For three years, Goldberger said, the Danes feared the Nazis would strike against the Danish resistance. His family was jolted awake late one night by the menacing sound of gun butts against their front door.

"My father whispered to me to make no noise. He knew it was the Germans coming to pick us up," Goldberger said, addressing a crowded room at Clarksburg Elementary School on Thursday night.

But out of the night came the voice of a neighbor, he said, who yelled to the German soldiers the family was at their vacation home in the country.

Goldberger, now 85, said that gave his family time to flee to Sweden. He credits the selflessness of strangers for saving him and thousands of other Danes.

"It's important to have a 'dual memory' when discussing the Holocaust," he said in delivering testimony. "The worst, the unspeakable terror, the genocide — that is the Holocaust. And there is the light occasionally shown by these wonderful people that we are seeing today described. The rescuers."

Eighth-graders in teacher Michael Little's class spent three months learning about the Holocaust — the systematic murder of 11 million people, including 6 million Jews, as organized by the Nazi regime.
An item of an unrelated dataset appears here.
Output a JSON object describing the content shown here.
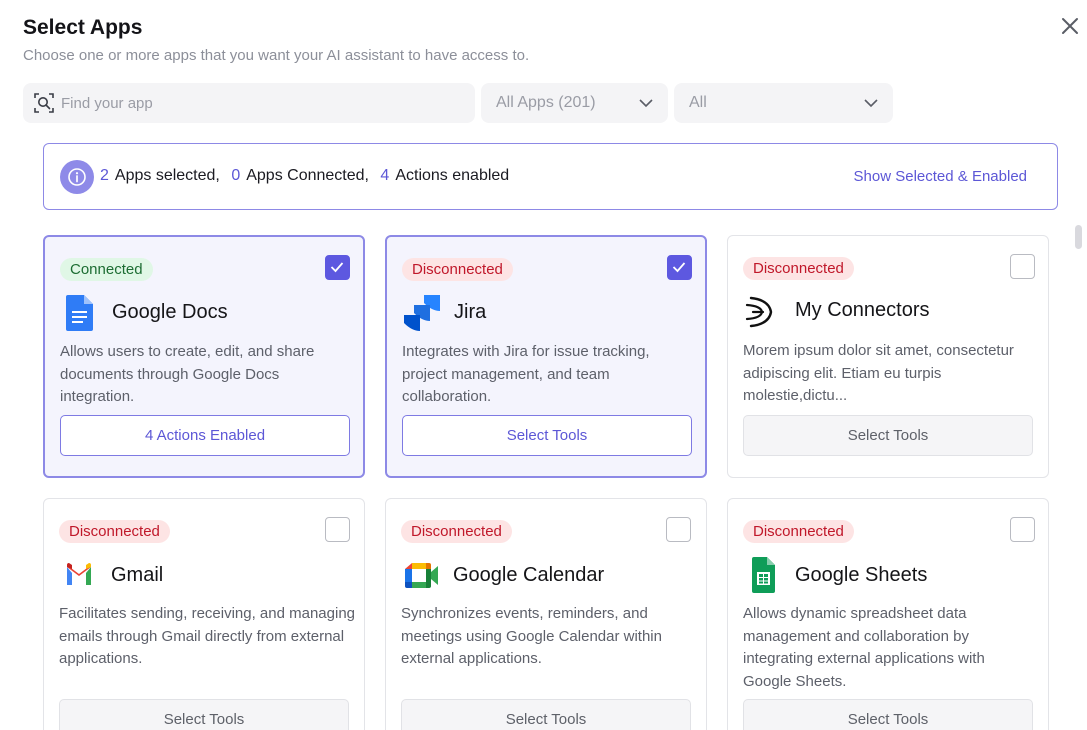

The 11th annual event featured visual displays of students' research, in addition to artwork inspired by poetry, a movie screening and two speakers. The night's theme was "Rescue and Remembrance." Students researched people who risked their lives to help Jews escape the Nazi regime.

Eighth-grader Molly Wojnicki researched one such person — Aristides de Sousa Mendes, Portugal's consul-general in Bordeaux, France. The German invasion of France in June 1940 pushed thousands of Jews to flee south with hopes of crossing into Spain and from there, Portugal, before sailing to the United States.

Sousa Mendes went against the government's orders and gave out visas to Jewish refugees so they could enter or pass through Portugal. Ultimately, he issued more than 1,600 visas.

"He could've just issued the visas, but he also brought people to where they needed to be," Wojnicki said. "And if someone couldn't afford one, he'd give them one for free. ... He couldn't watch people suffer."

The event aims, in part, to "eliminate prejudice and discrimination by teaching students that their choices really do make a difference," Little said.

Goldberger, a professor emeritus of psychology at New York University, wrote about his experience in his book "The Rescue of the Danish Jews: Moral Courage Under Stress." He has also studied stress and trauma on the psyche.

A Lutheran minister gave his family 20,000 Kroners so they could take a boat to Sweden. Like the sound of airplanes, he remembers the smell of fish that clung to a tarp they hid under, and the fierce anger he felt while waiting on the beach.

"What the hell did I ever do, or my parents," he said. "It didn't make sense to me."

Preceding Goldberger was Jim Shepard, professor of English at Williams College. Shepard read from his novel, "The Book of Aron."

A young narrator tells the story of educator and pediatrician Janusz Korczak, who ran an orphanage in the Warsaw Ghetto. When the Nazis began the elimination of the ghetto, Korczak chose to accompany his 150 charges to the gas chambers at Treblinka.

Students also will take a trip in June to the Holocaust Memorial Museum in Washington. The trip and annual speaker, Little said, are funded by Stockbridge residents Robert and Elain Baum.

Contact Edward Damon at 413-770-6979.